In a few weeks, viewers will see the live scene dual between the Man of Steel and the Dark Knight, many for the first time. For comic fans this is merely a foregone conclusion, it can only end in a tie or Batman’s victory. But for fresh newcomers, the question becomes “Why would they fight at all?”
The long answer is that Batman wants justice for the destruction of Metropolis in Zack Snyder’s previous film. The short answer to that is that “Zack Snyder wants them to.” The reason for that is because Frank Miller had them fight in one of the most famous graphic novels of all time.
I like that the first question isn’t who would win, its “why would they fight?” Even having never seen the two interact at all, people must understand that Batman and Superman wouldn’t fight each other. They’re on the side of justice, what is there to fight about? Bruce Timm was wise enough to know during the initial stages of Justice League that DC heroes don’t fight each other. They do, but because of mind control/magic/charity and not for bragging rights. DC heroes are meant to be the classic do-gooders of old, united in the fight against evil and quick to join together to win that fight.
That can bore readers though, for the simple reason that they want to know who is more powerful: Superman or the Flash? Green Lantern or Aquaman? The fight between a hero and villain will end rather predictably, but two heroes fighting has an uncertainty factor. Its unlikely that they’ll die, but even that isn’t for sure. Even if both walk away, there is interest in seeing who wins or how uneven the tie is.

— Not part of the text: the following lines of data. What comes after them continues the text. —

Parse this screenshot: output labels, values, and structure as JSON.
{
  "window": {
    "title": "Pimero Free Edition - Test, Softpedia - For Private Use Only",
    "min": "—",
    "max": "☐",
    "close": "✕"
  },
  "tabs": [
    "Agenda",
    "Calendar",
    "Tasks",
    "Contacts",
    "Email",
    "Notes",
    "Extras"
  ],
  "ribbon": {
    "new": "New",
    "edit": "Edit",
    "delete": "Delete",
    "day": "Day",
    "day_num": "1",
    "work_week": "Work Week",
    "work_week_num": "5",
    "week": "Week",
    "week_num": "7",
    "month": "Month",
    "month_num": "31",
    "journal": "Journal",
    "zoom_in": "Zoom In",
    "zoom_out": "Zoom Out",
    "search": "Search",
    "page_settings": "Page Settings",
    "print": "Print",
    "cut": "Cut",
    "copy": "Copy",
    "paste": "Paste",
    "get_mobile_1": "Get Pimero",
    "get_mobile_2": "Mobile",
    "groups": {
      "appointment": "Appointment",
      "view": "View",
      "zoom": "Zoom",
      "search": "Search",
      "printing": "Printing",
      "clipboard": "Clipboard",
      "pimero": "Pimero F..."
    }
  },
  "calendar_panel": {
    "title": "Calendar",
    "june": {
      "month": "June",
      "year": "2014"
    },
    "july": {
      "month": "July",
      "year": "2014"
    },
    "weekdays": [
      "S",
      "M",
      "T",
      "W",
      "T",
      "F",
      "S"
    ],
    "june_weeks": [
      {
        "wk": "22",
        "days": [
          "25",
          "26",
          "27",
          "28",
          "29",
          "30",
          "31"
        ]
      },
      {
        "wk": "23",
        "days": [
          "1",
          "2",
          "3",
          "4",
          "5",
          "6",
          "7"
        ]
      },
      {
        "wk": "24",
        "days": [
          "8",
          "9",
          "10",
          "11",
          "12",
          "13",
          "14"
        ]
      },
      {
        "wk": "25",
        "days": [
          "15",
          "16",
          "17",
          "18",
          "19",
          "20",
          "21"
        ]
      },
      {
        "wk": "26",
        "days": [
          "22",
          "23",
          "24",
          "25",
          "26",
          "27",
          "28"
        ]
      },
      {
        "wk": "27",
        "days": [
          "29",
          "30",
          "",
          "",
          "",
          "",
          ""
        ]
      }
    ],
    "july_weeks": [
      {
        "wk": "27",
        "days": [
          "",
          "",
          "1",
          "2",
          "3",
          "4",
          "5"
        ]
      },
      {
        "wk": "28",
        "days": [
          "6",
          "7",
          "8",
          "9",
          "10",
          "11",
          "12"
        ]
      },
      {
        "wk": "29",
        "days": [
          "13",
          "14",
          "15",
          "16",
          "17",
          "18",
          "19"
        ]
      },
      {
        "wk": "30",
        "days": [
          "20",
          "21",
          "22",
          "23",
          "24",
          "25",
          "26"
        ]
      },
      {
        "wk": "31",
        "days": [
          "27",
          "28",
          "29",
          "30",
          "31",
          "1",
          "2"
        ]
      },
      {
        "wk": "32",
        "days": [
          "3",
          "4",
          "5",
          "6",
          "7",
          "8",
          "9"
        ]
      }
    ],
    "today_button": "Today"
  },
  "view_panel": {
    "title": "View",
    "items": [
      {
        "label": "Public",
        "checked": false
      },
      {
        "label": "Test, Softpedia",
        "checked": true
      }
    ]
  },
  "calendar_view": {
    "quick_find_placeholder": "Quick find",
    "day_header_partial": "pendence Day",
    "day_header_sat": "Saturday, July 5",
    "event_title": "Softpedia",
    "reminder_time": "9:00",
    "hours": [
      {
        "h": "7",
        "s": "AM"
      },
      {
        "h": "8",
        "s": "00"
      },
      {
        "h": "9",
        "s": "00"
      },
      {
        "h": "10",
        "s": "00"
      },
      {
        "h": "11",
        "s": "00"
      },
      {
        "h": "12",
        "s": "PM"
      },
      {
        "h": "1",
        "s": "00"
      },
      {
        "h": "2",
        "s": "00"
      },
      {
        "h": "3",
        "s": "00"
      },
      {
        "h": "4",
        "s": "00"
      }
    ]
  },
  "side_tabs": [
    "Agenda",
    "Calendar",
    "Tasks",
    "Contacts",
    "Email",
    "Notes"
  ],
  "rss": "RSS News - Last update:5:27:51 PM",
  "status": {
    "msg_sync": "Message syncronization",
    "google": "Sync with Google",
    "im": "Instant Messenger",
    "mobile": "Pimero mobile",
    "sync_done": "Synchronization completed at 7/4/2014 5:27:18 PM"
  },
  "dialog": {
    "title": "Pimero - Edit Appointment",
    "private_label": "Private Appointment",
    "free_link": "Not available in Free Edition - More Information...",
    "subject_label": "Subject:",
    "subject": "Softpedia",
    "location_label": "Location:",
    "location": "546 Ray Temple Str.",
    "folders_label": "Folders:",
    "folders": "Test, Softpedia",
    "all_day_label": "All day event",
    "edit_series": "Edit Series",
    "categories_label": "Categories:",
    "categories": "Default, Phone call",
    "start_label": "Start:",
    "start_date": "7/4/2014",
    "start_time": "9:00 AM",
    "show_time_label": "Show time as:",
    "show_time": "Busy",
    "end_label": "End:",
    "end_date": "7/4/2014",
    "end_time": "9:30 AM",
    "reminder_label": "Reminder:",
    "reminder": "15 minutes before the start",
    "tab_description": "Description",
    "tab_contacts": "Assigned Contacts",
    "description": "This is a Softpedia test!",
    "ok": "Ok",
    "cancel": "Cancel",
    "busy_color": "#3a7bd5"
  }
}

In recent times, it has become more commonplace for heroes to fight each other. I can’t say with any certainty that readers are as enamored with it as they used to be, I myself would like to see Superman trounce Batman on March 25th. Mainly because its most logical for him to win and so every story has had Batman win to subvert that. Keeping that in mind, it makes total sense to subvert the new expectation and have Superman win since people now expect Batman to.
However, with increased crossover potential sown and cultivated heroes meet for the first time and often fight. Why? For one, to demonstrate for the audience that Iron Man can fight Thor, that the Black Widow can hold her own against the Hulk, ect. For two heroes to exist alongside each other it must be known that their strength and powers are not diminished or out of proportion.
For another reason, it’s a punching contest. Since superheroes are a juvenile power fantasy (in a good way), they’re constructed in such a way that in their own realms they are the top dog. Introduce someone potentially more powerful and a fight between the two for supremacy is bound to happen.
It makes for good drama and in a really violently symbolic way is a remedy for strained friendships or catharsis for personal woes, like between two people in real life. Fighting often doesn’t solve problems in and of itself, but sometimes by the end people think with clearer heads and a reaffirmation of their bond.
For evidence of this in the cinematic variety, we can look to Batman and Superman for this. Yes, they’ll fight. Yes, it may look spectacular while its happening. By the end, no matter who wins or loses the two will join the Justice League together. They may not be “friends” like they were before Frank Miller dashed that relationship to pieces, but they’ll be allies working towards a common goal.
Superheroes fight for the same reasons regular people fight. They fight because they can and talking won’t be an option for the foreseeable future.
Yet another way that heroes are all too human…